Academics in the Lincoln School of Health and Social Care undertake research on a local, national and international scale to evaluate current practice and determine how improvements can be made to care provision.
This specialist programme is informed by our longstanding partnerships with professionals, research organisations and the National Health Service, and by the innovative research taking place in the School. Our staff engage with health and social care debate to ensure that students are up to date with the latest sector developments and issues.
As a researcher in the School, you have the opportunity to take part in a structured programme of training to develop the research and critical-thinking skills that will benefit you in your future career. You will be supported by an interdisciplinary team of supervisors made up of experienced academics and practitioners from across the College of Social Science.
Research Areas, Projects & Topics
Examples of recent research projects include:
- Prevalence of mental health disorder in a probation population
- Prisoners’ experience of health care in England
- Transfer of learning from classroom to practice
- Improving pain management in pre- hospital care.
How You Study
Independent study is supported by PhD supervision and additional research training opportunities.
The programme is supported by an interdisciplinary team of experienced research supervisors across the College of Social Sciences. The School of Health and Social Care has long standing partnership links to industry, research organisations and the NHS.
How You Are Assessed
Submission of a written thesis with viva voce examination.
A good honours degree in a related subject. For direct enrolment onto a PhD, applicants should possess a Master's degree with a research component.
Dr Christine Jackson
+44 (0)1522 837732
Susan Bowler email@example.com
+44 (0)1522 886949
Career and Personal Development
Postgraduate research is an apprenticeship in academia and an important qualification for academic research and teaching. Many graduates progress on to further study or to careers at senior levels in health and social care-related industries.
* Academic year September- July
Guidance for Postgraduate Fees
To complete a standard Masters Taught programme, you must complete 180 credit points.
Full time students will be invoiced for the programme in full upon initial enrolment.
For part-time students, tuition fees are payable each credit point enrolled. To calculate your part-time fees, multiply the part-time fee per credit point by the number of credits you intend to complete within that academic year. This is usually between 60 and 90 credit points per year.
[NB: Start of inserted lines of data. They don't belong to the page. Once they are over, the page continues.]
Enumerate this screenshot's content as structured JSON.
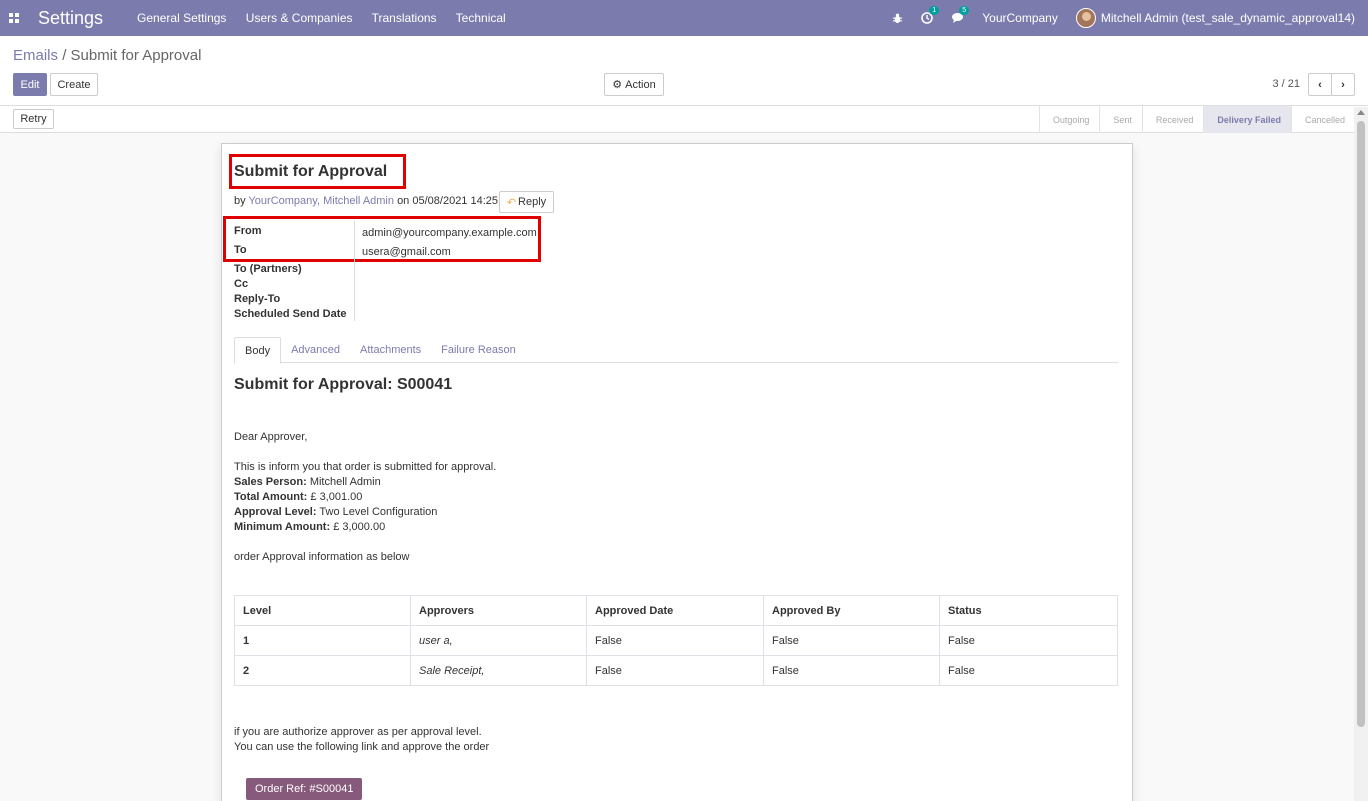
{
  "navbar": {
    "brand": "Settings",
    "menu": [
      "General Settings",
      "Users & Companies",
      "Translations",
      "Technical"
    ],
    "activity_count": "1",
    "messages_count": "5",
    "company": "YourCompany",
    "user": "Mitchell Admin (test_sale_dynamic_approval14)"
  },
  "breadcrumb": {
    "parent": "Emails",
    "separator": "/",
    "current": "Submit for Approval"
  },
  "buttons": {
    "edit": "Edit",
    "create": "Create",
    "action": "Action",
    "retry": "Retry",
    "reply": "Reply"
  },
  "pager": {
    "text": "3 / 21"
  },
  "stages": [
    "Outgoing",
    "Sent",
    "Received",
    "Delivery Failed",
    "Cancelled"
  ],
  "active_stage": "Delivery Failed",
  "email": {
    "subject": "Submit for Approval",
    "by_prefix": "by",
    "author": "YourCompany, Mitchell Admin",
    "date_prefix": "on",
    "date": "05/08/2021 14:25:11",
    "fields": {
      "from_label": "From",
      "to_label": "To",
      "to_partners_label": "To (Partners)",
      "cc_label": "Cc",
      "reply_to_label": "Reply-To",
      "scheduled_label": "Scheduled Send Date",
      "from_value": "admin@yourcompany.example.com",
      "to_value": "usera@gmail.com"
    }
  },
  "tabs": [
    "Body",
    "Advanced",
    "Attachments",
    "Failure Reason"
  ],
  "body": {
    "title": "Submit for Approval: S00041",
    "greeting": "Dear Approver,",
    "intro": "This is inform you that order is submitted for approval.",
    "sales_person_label": "Sales Person:",
    "sales_person": "Mitchell Admin",
    "total_label": "Total Amount:",
    "total": "£ 3,001.00",
    "level_label": "Approval Level:",
    "level": "Two Level Configuration",
    "min_label": "Minimum Amount:",
    "min": "£ 3,000.00",
    "info": "order Approval information as below",
    "table": {
      "headers": [
        "Level",
        "Approvers",
        "Approved Date",
        "Approved By",
        "Status"
      ],
      "rows": [
        [
          "1",
          "user a,",
          "False",
          "False",
          "False"
        ],
        [
          "2",
          "Sale Receipt,",
          "False",
          "False",
          "False"
        ]
      ]
    },
    "footer1": "if you are authorize approver as per approval level.",
    "footer2": "You can use the following link and approve the order",
    "order_ref": "Order Ref: #S00041"
  },
  "colors": {
    "primary": "#7c7bad",
    "highlight": "#e00000",
    "order_button": "#875a7b"
  }
}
For example, if the fee per credit point for your programme is £38, and you enrol on 60 credits, the tuition fee payable for that academic year will be £2280.
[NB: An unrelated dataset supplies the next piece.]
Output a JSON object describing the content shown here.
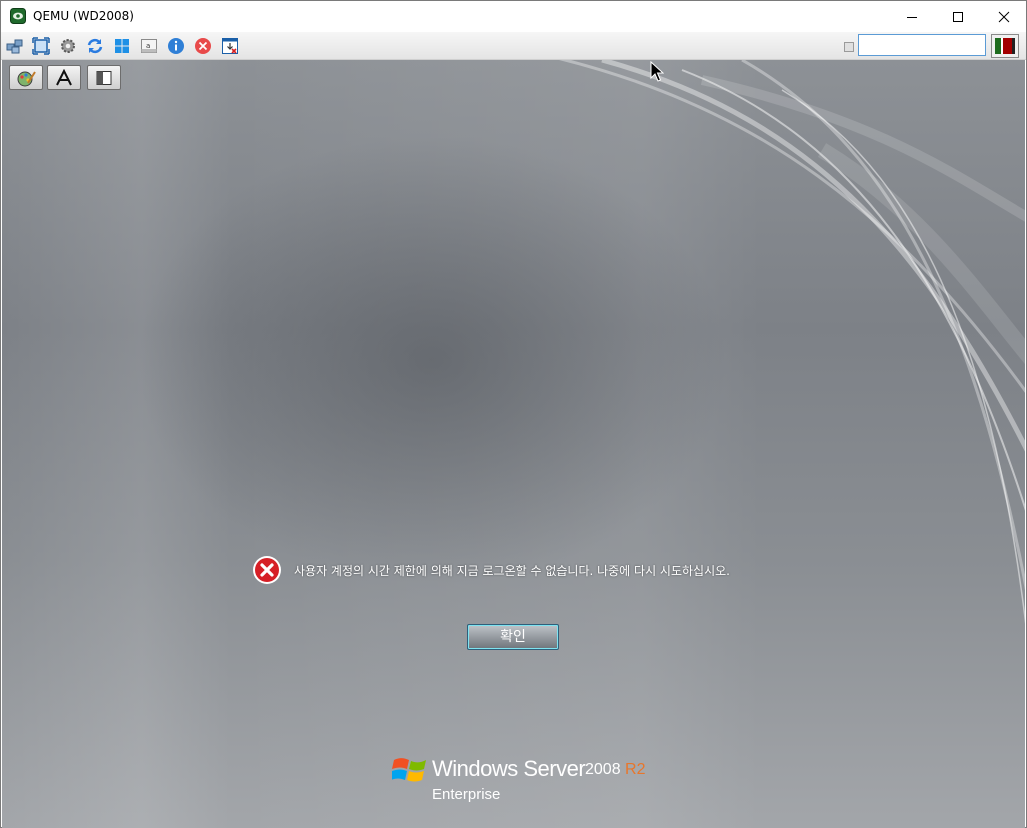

Full time and part time postgraduate research students will be invoiced the published set fee each academic year enrolled, up to the point of thesis submission.
Upon first enrolment, the full set fee is payable for students commencing August and September. Fees will be charged pro-rata for enrolments October through to July. For example, if the relevant full time fee is £4088 and you first enrol in November, your tuition fees will be (£4088/12)*9 = £3066
All continuing students are required to re-enrol no later than September of each academic year. The relevant set full time or part time fee is payable by all continuing students each academic year (including continuing students that re-enrol later than September).
A reduced ‘writing-up’ fee in the 12 month period prior to thesis submission may be applicable subject to your progress. After your Viva Voce examination, additional fees will be payable if a second Viva Voce examination is required.
For further information and for details about funding your study, scholarships and bursaries, please see our Postgraduate Fees & Funding pages [www.lincoln.ac.uk/home/studyatlincoln/postgraduateprogrammes/feesandfunding/].